- WORK TO BE COMPLETED:
Your result will be the set of lines with "screenshot", copied from the material below.

- ENTRIES SUPPLIED:

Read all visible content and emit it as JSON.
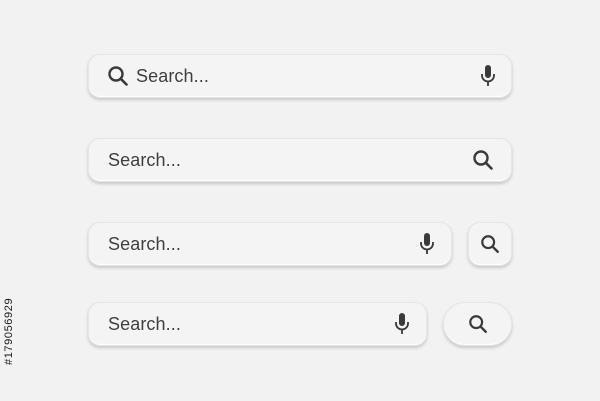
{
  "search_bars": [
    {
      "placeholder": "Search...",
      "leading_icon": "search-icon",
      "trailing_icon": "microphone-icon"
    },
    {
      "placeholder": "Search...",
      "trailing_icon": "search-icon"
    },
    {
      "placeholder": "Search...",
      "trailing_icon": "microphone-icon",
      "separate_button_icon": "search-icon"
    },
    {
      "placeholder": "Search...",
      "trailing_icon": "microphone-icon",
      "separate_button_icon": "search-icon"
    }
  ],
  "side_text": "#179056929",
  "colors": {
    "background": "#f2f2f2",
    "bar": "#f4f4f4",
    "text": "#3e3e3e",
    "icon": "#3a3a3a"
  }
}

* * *

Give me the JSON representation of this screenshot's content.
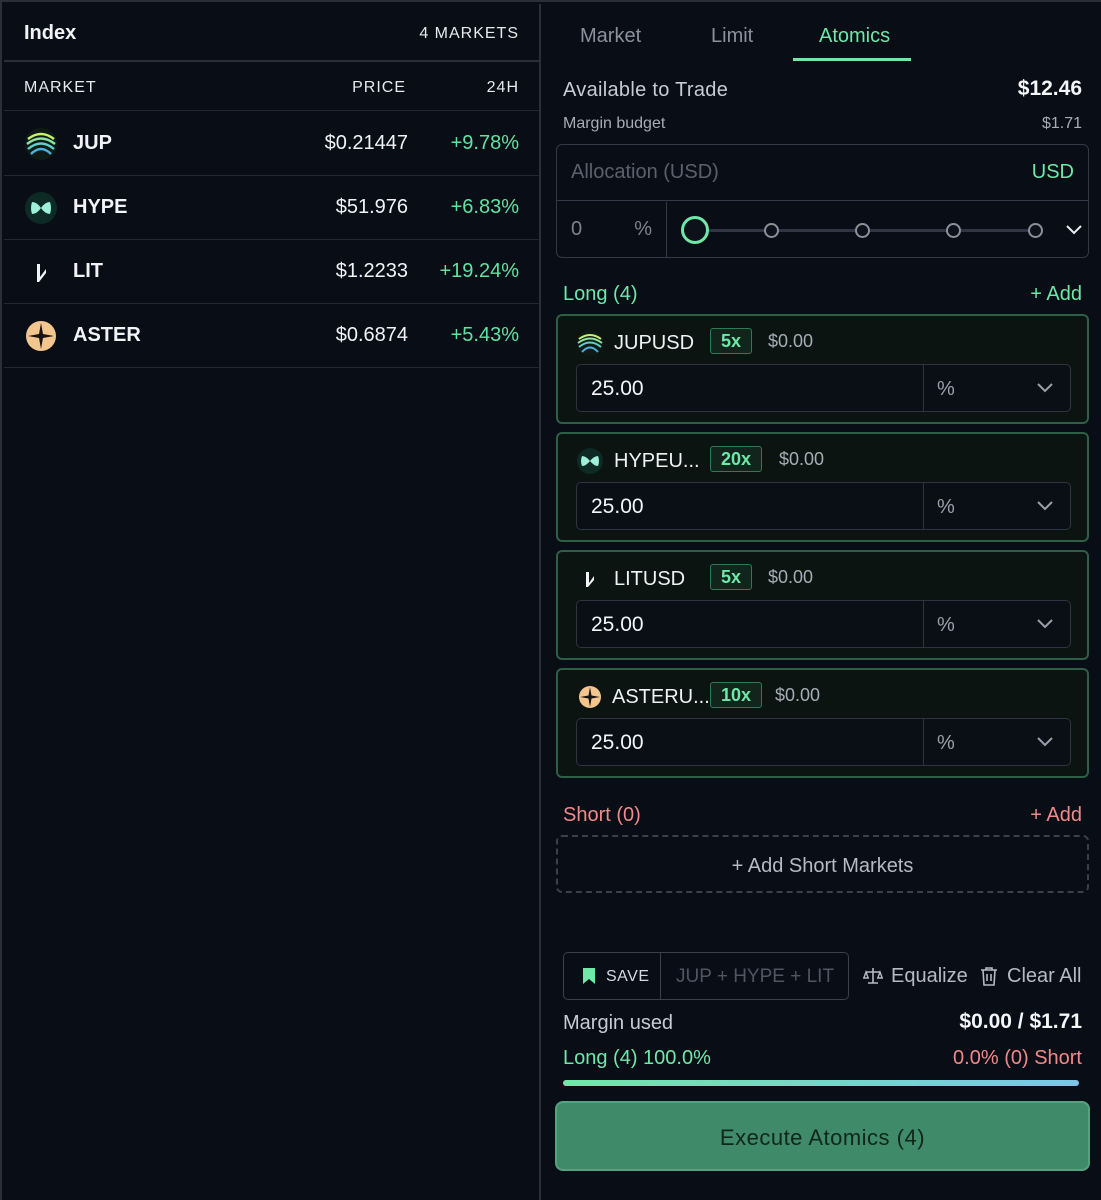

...

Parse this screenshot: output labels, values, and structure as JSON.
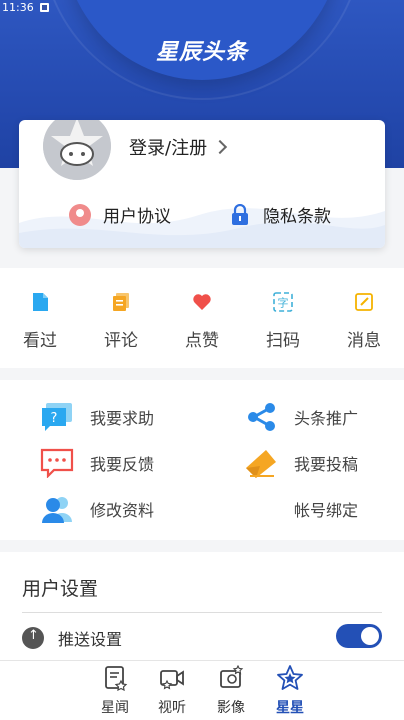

- RESULT OF THIS TASK:
Give me the JSON representation of this screenshot's content.
Parse this screenshot: output labels, values, and structure as JSON.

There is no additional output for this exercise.